• **THE TASK**
Please copy every record below exactly, leaving out the pictures.

===== SOURCE DATA =====

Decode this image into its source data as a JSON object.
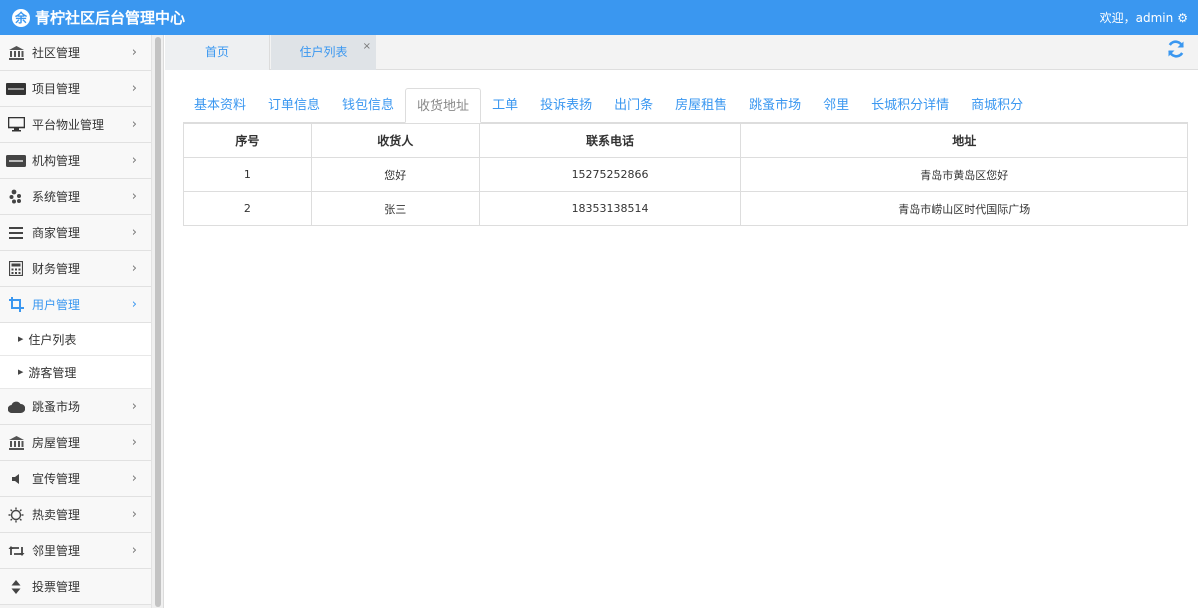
{
  "header": {
    "logo_glyph": "余",
    "title": "青柠社区后台管理中心",
    "welcome": "欢迎，admin",
    "gear_icon": "⚙"
  },
  "sidebar": {
    "items": [
      {
        "label": "社区管理",
        "icon": "bank-icon"
      },
      {
        "label": "项目管理",
        "icon": "card-icon"
      },
      {
        "label": "平台物业管理",
        "icon": "monitor-icon"
      },
      {
        "label": "机构管理",
        "icon": "stripe-icon"
      },
      {
        "label": "系统管理",
        "icon": "yelp-icon"
      },
      {
        "label": "商家管理",
        "icon": "menu-icon"
      },
      {
        "label": "财务管理",
        "icon": "calculator-icon"
      },
      {
        "label": "用户管理",
        "icon": "crop-icon",
        "active": true
      }
    ],
    "subitems": [
      {
        "label": "住户列表"
      },
      {
        "label": "游客管理"
      }
    ],
    "items_after": [
      {
        "label": "跳蚤市场",
        "icon": "cloud-icon"
      },
      {
        "label": "房屋管理",
        "icon": "bank-icon"
      },
      {
        "label": "宣传管理",
        "icon": "volume-icon"
      },
      {
        "label": "热卖管理",
        "icon": "sun-icon"
      },
      {
        "label": "邻里管理",
        "icon": "retweet-icon"
      },
      {
        "label": "投票管理",
        "icon": "sort-icon"
      }
    ]
  },
  "topbar": {
    "tabs": [
      {
        "label": "首页"
      },
      {
        "label": "住户列表",
        "close": "×"
      }
    ]
  },
  "subtabs": [
    {
      "label": "基本资料"
    },
    {
      "label": "订单信息"
    },
    {
      "label": "钱包信息"
    },
    {
      "label": "收货地址",
      "active": true
    },
    {
      "label": "工单"
    },
    {
      "label": "投诉表扬"
    },
    {
      "label": "出门条"
    },
    {
      "label": "房屋租售"
    },
    {
      "label": "跳蚤市场"
    },
    {
      "label": "邻里"
    },
    {
      "label": "长城积分详情"
    },
    {
      "label": "商城积分"
    }
  ],
  "table": {
    "columns": [
      "序号",
      "收货人",
      "联系电话",
      "地址"
    ],
    "rows": [
      [
        "1",
        "您好",
        "15275252866",
        "青岛市黄岛区您好"
      ],
      [
        "2",
        "张三",
        "18353138514",
        "青岛市崂山区时代国际广场"
      ]
    ]
  }
}
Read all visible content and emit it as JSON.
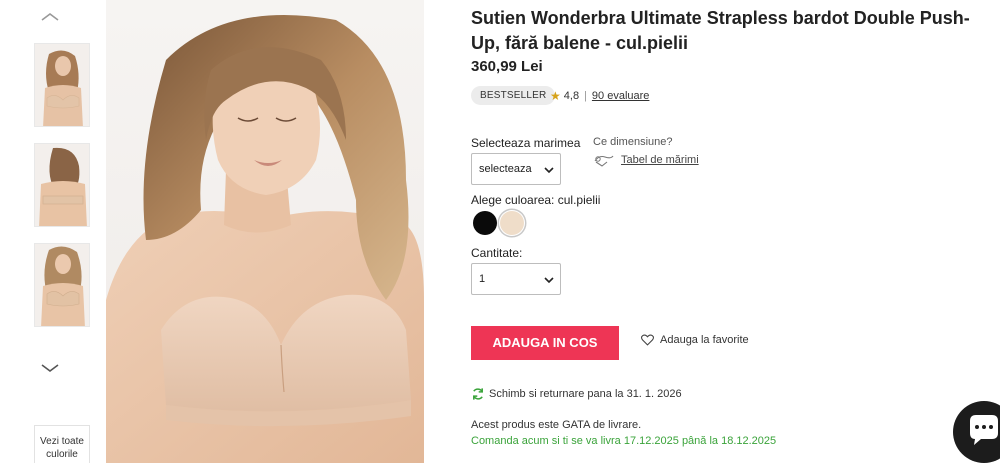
{
  "gallery": {
    "up_icon": "chevron-up-icon",
    "down_icon": "chevron-down-icon",
    "see_all": "Vezi toate culorile"
  },
  "product": {
    "title": "Sutien Wonderbra Ultimate Strapless bardot Double Push-Up, fără balene - cul.pielii",
    "price": "360,99 Lei",
    "badge": "BESTSELLER",
    "rating": "4,8",
    "reviews": "90 evaluare"
  },
  "size": {
    "label": "Selecteaza marimea",
    "value": "selecteaza",
    "help": "Ce dimensiune?",
    "chart_link": "Tabel de mărimi"
  },
  "color": {
    "label": "Alege culoarea: cul.pielii",
    "swatches": [
      {
        "name": "negru",
        "hex": "#0a0a0a"
      },
      {
        "name": "cul.pielii",
        "hex": "#efddc9"
      }
    ]
  },
  "quantity": {
    "label": "Cantitate:",
    "value": "1"
  },
  "actions": {
    "add_to_cart": "ADAUGA IN COS",
    "favorite": "Adauga la favorite"
  },
  "info": {
    "returns": "Schimb si returnare pana la 31. 1. 2026",
    "stock": "Acest produs este GATA de livrare.",
    "delivery": "Comanda acum si ti se va livra 17.12.2025 până la 18.12.2025"
  },
  "colors": {
    "accent": "#ee3555",
    "success": "#3aa33a",
    "star": "#d6a21a"
  }
}
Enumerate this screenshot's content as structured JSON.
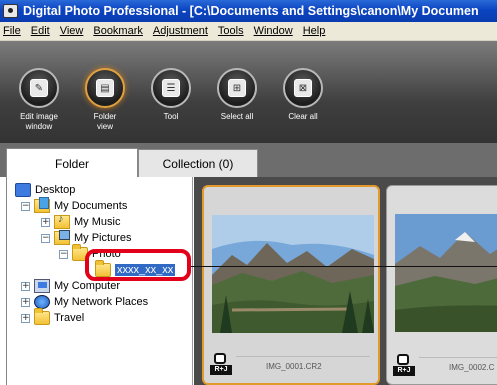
{
  "window": {
    "title": "Digital Photo Professional - [C:\\Documents and Settings\\canon\\My Documen"
  },
  "menu": [
    "File",
    "Edit",
    "View",
    "Bookmark",
    "Adjustment",
    "Tools",
    "Window",
    "Help"
  ],
  "toolbar": [
    {
      "label": "Edit image\nwindow",
      "icon": "edit-image-icon",
      "active": false
    },
    {
      "label": "Folder\nview",
      "icon": "folder-view-icon",
      "active": true
    },
    {
      "label": "Tool",
      "icon": "tool-palette-icon",
      "active": false
    },
    {
      "label": "Select all",
      "icon": "select-all-icon",
      "active": false
    },
    {
      "label": "Clear all",
      "icon": "clear-all-icon",
      "active": false
    }
  ],
  "tabs": {
    "folder": "Folder",
    "collection": "Collection (0)"
  },
  "tree": {
    "desktop": "Desktop",
    "my_documents": "My Documents",
    "my_music": "My Music",
    "my_pictures": "My Pictures",
    "photo": "Photo",
    "xxxx": "xxxx_xx_xx",
    "my_computer": "My Computer",
    "my_network": "My Network Places",
    "travel": "Travel"
  },
  "thumbnails": [
    {
      "file": "IMG_0001.CR2",
      "badge": "R+J",
      "selected": true
    },
    {
      "file": "IMG_0002.C",
      "badge": "R+J",
      "selected": false
    }
  ],
  "colors": {
    "highlight": "#e3001a",
    "selection": "#316ac5",
    "thumb_selected_border": "#e39a2a"
  }
}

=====

• **EXERCISE SOLUTION**
Decode this image into its source data as a JSON object.
{
  "header": {
    "logo_glyph": "余",
    "title": "青柠社区后台管理中心",
    "welcome": "欢迎，admin",
    "gear_icon": "⚙"
  },
  "sidebar": {
    "items": [
      {
        "label": "社区管理",
        "icon": "bank-icon"
      },
      {
        "label": "项目管理",
        "icon": "card-icon"
      },
      {
        "label": "平台物业管理",
        "icon": "monitor-icon"
      },
      {
        "label": "机构管理",
        "icon": "stripe-icon"
      },
      {
        "label": "系统管理",
        "icon": "yelp-icon"
      },
      {
        "label": "商家管理",
        "icon": "menu-icon"
      },
      {
        "label": "财务管理",
        "icon": "calculator-icon"
      },
      {
        "label": "用户管理",
        "icon": "crop-icon",
        "active": true
      }
    ],
    "subitems": [
      {
        "label": "住户列表"
      },
      {
        "label": "游客管理"
      }
    ],
    "items_after": [
      {
        "label": "跳蚤市场",
        "icon": "cloud-icon"
      },
      {
        "label": "房屋管理",
        "icon": "bank-icon"
      },
      {
        "label": "宣传管理",
        "icon": "volume-icon"
      },
      {
        "label": "热卖管理",
        "icon": "sun-icon"
      },
      {
        "label": "邻里管理",
        "icon": "retweet-icon"
      },
      {
        "label": "投票管理",
        "icon": "sort-icon"
      }
    ]
  },
  "topbar": {
    "tabs": [
      {
        "label": "首页"
      },
      {
        "label": "住户列表",
        "close": "×"
      }
    ]
  },
  "subtabs": [
    {
      "label": "基本资料"
    },
    {
      "label": "订单信息"
    },
    {
      "label": "钱包信息"
    },
    {
      "label": "收货地址",
      "active": true
    },
    {
      "label": "工单"
    },
    {
      "label": "投诉表扬"
    },
    {
      "label": "出门条"
    },
    {
      "label": "房屋租售"
    },
    {
      "label": "跳蚤市场"
    },
    {
      "label": "邻里"
    },
    {
      "label": "长城积分详情"
    },
    {
      "label": "商城积分"
    }
  ],
  "table": {
    "columns": [
      "序号",
      "收货人",
      "联系电话",
      "地址"
    ],
    "rows": [
      [
        "1",
        "您好",
        "15275252866",
        "青岛市黄岛区您好"
      ],
      [
        "2",
        "张三",
        "18353138514",
        "青岛市崂山区时代国际广场"
      ]
    ]
  }
}
Read all visible content and emit it as JSON.
{
  "gallery": {
    "up_icon": "chevron-up-icon",
    "down_icon": "chevron-down-icon",
    "see_all": "Vezi toate culorile"
  },
  "product": {
    "title": "Sutien Wonderbra Ultimate Strapless bardot Double Push-Up, fără balene - cul.pielii",
    "price": "360,99 Lei",
    "badge": "BESTSELLER",
    "rating": "4,8",
    "reviews": "90 evaluare"
  },
  "size": {
    "label": "Selecteaza marimea",
    "value": "selecteaza",
    "help": "Ce dimensiune?",
    "chart_link": "Tabel de mărimi"
  },
  "color": {
    "label": "Alege culoarea: cul.pielii",
    "swatches": [
      {
        "name": "negru",
        "hex": "#0a0a0a"
      },
      {
        "name": "cul.pielii",
        "hex": "#efddc9"
      }
    ]
  },
  "quantity": {
    "label": "Cantitate:",
    "value": "1"
  },
  "actions": {
    "add_to_cart": "ADAUGA IN COS",
    "favorite": "Adauga la favorite"
  },
  "info": {
    "returns": "Schimb si returnare pana la 31. 1. 2026",
    "stock": "Acest produs este GATA de livrare.",
    "delivery": "Comanda acum si ti se va livra 17.12.2025 până la 18.12.2025"
  },
  "colors": {
    "accent": "#ee3555",
    "success": "#3aa33a",
    "star": "#d6a21a"
  }
}
Enumerate this screenshot's content as structured JSON.
{
  "window": {
    "title": "Digital Photo Professional - [C:\\Documents and Settings\\canon\\My Documen"
  },
  "menu": [
    "File",
    "Edit",
    "View",
    "Bookmark",
    "Adjustment",
    "Tools",
    "Window",
    "Help"
  ],
  "toolbar": [
    {
      "label": "Edit image\nwindow",
      "icon": "edit-image-icon",
      "active": false
    },
    {
      "label": "Folder\nview",
      "icon": "folder-view-icon",
      "active": true
    },
    {
      "label": "Tool",
      "icon": "tool-palette-icon",
      "active": false
    },
    {
      "label": "Select all",
      "icon": "select-all-icon",
      "active": false
    },
    {
      "label": "Clear all",
      "icon": "clear-all-icon",
      "active": false
    }
  ],
  "tabs": {
    "folder": "Folder",
    "collection": "Collection (0)"
  },
  "tree": {
    "desktop": "Desktop",
    "my_documents": "My Documents",
    "my_music": "My Music",
    "my_pictures": "My Pictures",
    "photo": "Photo",
    "xxxx": "xxxx_xx_xx",
    "my_computer": "My Computer",
    "my_network": "My Network Places",
    "travel": "Travel"
  },
  "thumbnails": [
    {
      "file": "IMG_0001.CR2",
      "badge": "R+J",
      "selected": true
    },
    {
      "file": "IMG_0002.C",
      "badge": "R+J",
      "selected": false
    }
  ],
  "colors": {
    "highlight": "#e3001a",
    "selection": "#316ac5",
    "thumb_selected_border": "#e39a2a"
  }
}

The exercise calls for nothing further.